Alabama Crimson Tide
Football season may not be over yet, but basketball is quickly becoming a favorite second sport for many in Tuscaloosa as Alabama is frequenting the basketball rankings now too. The Tide are 4-0 on the season including a 10-point victory on the road over in-state Sun Belt foe South Alabama, in which the lead was 20+ at times. The Crimson Tide are making the case to have the best tandem of sports programs, and a win in the PKI will certainly do a lot to cement that idea.
Why They’ll Win: They’ve got talent deep in the roster.
Alabama has nine different guys who are averaging more than ten minutes per game right now, and all of them contribute on the court. While there isn’t one player you could name as a superstar, face-of-the-roster-esque player, each player on the court is working great in tandem with their teammates. It’s a promising sign for Alabama as they look to return to the top of the SEC as in 2021.
Why They Won’t: They rely heavily on the triples.
Alabama currently shoots the fourth-most threes per game, at just under 33 attempts each time out on the court. They’re shooting at a respectable 33% clip right now, but if they have an off day, especially in a tournament with good perimeter defenses, it’ll be hard for Alabama to match the offensive production they’re looking for. Brandon Miller is their clear-cut number one on the inside, but he doesn’t have the skills of the highest echelon of big men like Drew Timme or Oscar Tshiebwe. Watch for teams to try to shut down the ranged attack of the Crimson Tide this weekend.
Michigan State Spartans
Tom Izzo’s gauntlet isn’t quite over yet, and after going 2-1 against a slate of Gonzaga, Kentucky, and Villanova, he’s facing what is quite possibly three more top-25 teams, with the potential for top-ranked UNC at the end of it. As it is right now, Michigan State will need to keep playing high-level basketball if they want to justify their jump to #12 in the AP polls.
Why They’ll Win: They can get a hot night from anyone, and they can get the ball there.
Tyson Walker saved them against Villanova, Joey Hauser lit up the Wildcats from range, and Mady Sissoko held his own against Drew Timme on the aircraft carrier. Izzo’s veteran squad is talented on the entire floor, and with the team averaging 17.2 assists per game, they can get the ball to their hot hand. Any player on this team has the potential to pop off in a night, and that’s a big danger for opposing defenses and a nightmare to gameplan against. Izzo is great at finding that rhythm for his team and exploiting it against the defenses.
Why They Won’t: Their big men leave a lot to be desired.
Mady Sissoko has been stellar, no doubt, but beyond him there isn’t much to hold down the 5 position.
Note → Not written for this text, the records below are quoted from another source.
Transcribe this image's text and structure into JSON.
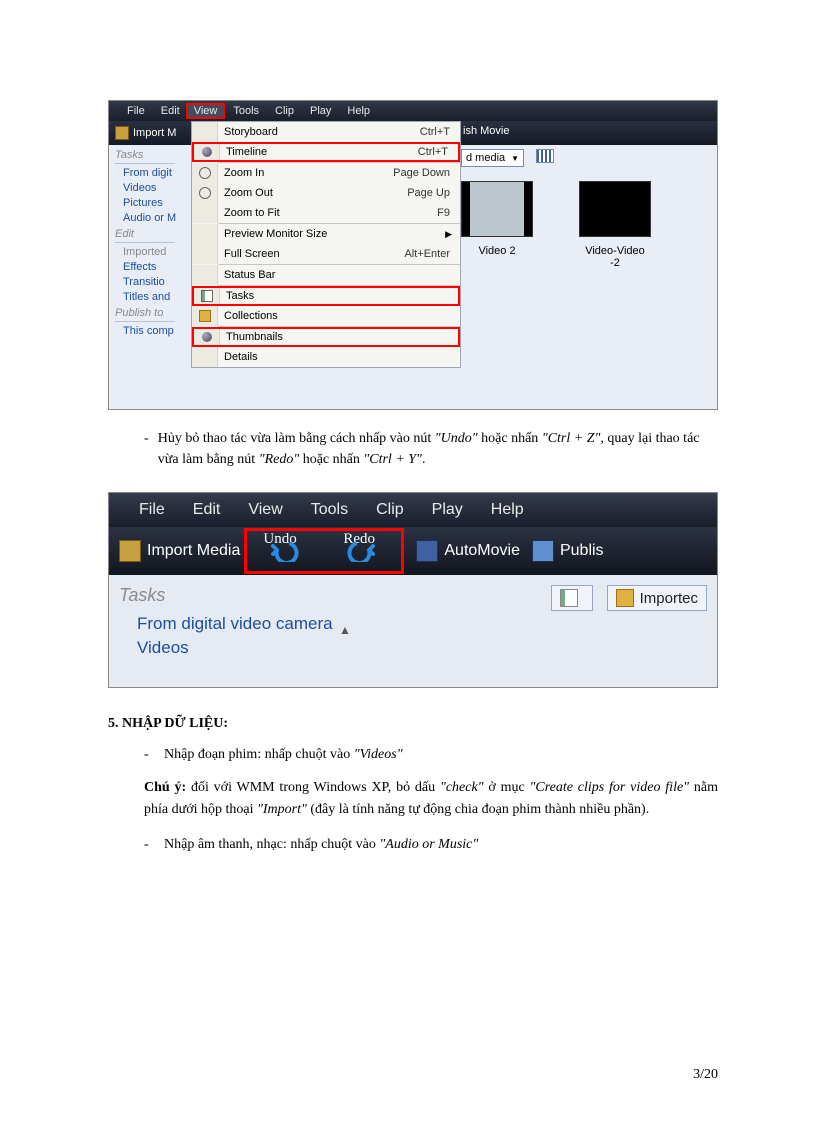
{
  "screenshot1": {
    "menubar": [
      "File",
      "Edit",
      "View",
      "Tools",
      "Clip",
      "Play",
      "Help"
    ],
    "active_menu_index": 2,
    "toolbar_import": "Import M",
    "toolbar_publish_fragment": "ish Movie",
    "dropdown": [
      {
        "label": "Storyboard",
        "shortcut": "Ctrl+T",
        "highlight": false,
        "icon": ""
      },
      {
        "label": "Timeline",
        "shortcut": "Ctrl+T",
        "highlight": true,
        "icon": "bullet"
      },
      {
        "sep": true
      },
      {
        "label": "Zoom In",
        "shortcut": "Page Down",
        "icon": "mag"
      },
      {
        "label": "Zoom Out",
        "shortcut": "Page Up",
        "icon": "mag"
      },
      {
        "label": "Zoom to Fit",
        "shortcut": "F9"
      },
      {
        "sep": true
      },
      {
        "label": "Preview Monitor Size",
        "shortcut": "",
        "arrow": true
      },
      {
        "label": "Full Screen",
        "shortcut": "Alt+Enter"
      },
      {
        "sep": true
      },
      {
        "label": "Status Bar"
      },
      {
        "sep": true
      },
      {
        "label": "Tasks",
        "highlight": true,
        "icon": "tasks"
      },
      {
        "label": "Collections",
        "icon": "coll"
      },
      {
        "sep": true
      },
      {
        "label": "Thumbnails",
        "highlight": true,
        "icon": "bullet"
      },
      {
        "label": "Details"
      }
    ],
    "leftpane": {
      "sections": [
        {
          "header": "Tasks",
          "items": [
            "From digit",
            "Videos",
            "Pictures",
            "Audio or M"
          ]
        },
        {
          "header": "Edit",
          "items": [
            "Imported",
            "Effects",
            "Transitio",
            "Titles and"
          ]
        },
        {
          "header": "Publish to",
          "items": [
            "This comp"
          ]
        }
      ]
    },
    "rightpane": {
      "combo_text": "d media",
      "thumbs": [
        {
          "caption": "Video 2",
          "dark": false
        },
        {
          "caption": "Video-Video -2",
          "dark": true
        }
      ]
    }
  },
  "para1": {
    "dash": "-",
    "pre1": "Hủy bỏ thao tác vừa làm bằng cách nhấp vào nút ",
    "undo": "\"Undo\"",
    "mid1": " hoặc nhấn ",
    "ctrlz": "\"Ctrl + Z\"",
    "mid2": ", quay lại thao tác vừa làm bằng nút ",
    "redo": "\"Redo\"",
    "mid3": " hoặc nhấn ",
    "ctrly": "\"Ctrl + Y\"",
    "end": "."
  },
  "screenshot2": {
    "menubar": [
      "File",
      "Edit",
      "View",
      "Tools",
      "Clip",
      "Play",
      "Help"
    ],
    "import_media": "Import Media",
    "undo_label": "Undo",
    "redo_label": "Redo",
    "automovie": "AutoMovie",
    "publish_fragment": "Publis",
    "tasks": "Tasks",
    "links": [
      "From digital video camera",
      "Videos"
    ],
    "imported_btn": "Importec"
  },
  "section5": {
    "heading": "5.  NHẬP DỮ LIỆU:",
    "bullet1_pre": "Nhập đoạn phim: nhấp chuột vào ",
    "bullet1_em": "\"Videos\"",
    "note_bold": "Chú ý:",
    "note_1": " đối với WMM trong Windows XP, bỏ dấu ",
    "note_em1": "\"check\"",
    "note_2": " ở mục ",
    "note_em2": "\"Create clips for video file\"",
    "note_3": " nằm phía dưới hộp thoại ",
    "note_em3": "\"Import\"",
    "note_4": " (đây là tính năng tự động chia đoạn phim thành nhiều phần).",
    "bullet2_pre": "Nhập âm thanh, nhạc: nhấp chuột vào ",
    "bullet2_em": "\"Audio or Music\""
  },
  "pagenum": "3/20"
}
He was the only one able to guard Drew Timme, and it showed in how much the team looked lost after he fouled out. He was able to stay in through two overtime periods against Kentucky when Oscar Tshiebwe wasn’t, and that’s why the Spartans won. But beyond Sissoko, the 5 is a question mark for MSU. Joey Hauser is not great on defense, especially against well-seasoned big men, and their freshmen Jaxon Kohler and Carson Cooper still have a ways to go before they fully adjust to the college level. If Sissoko gets into foul trouble, the team has a bad potential to become one-dimensional, which will make winning games against top squads immensely more difficult.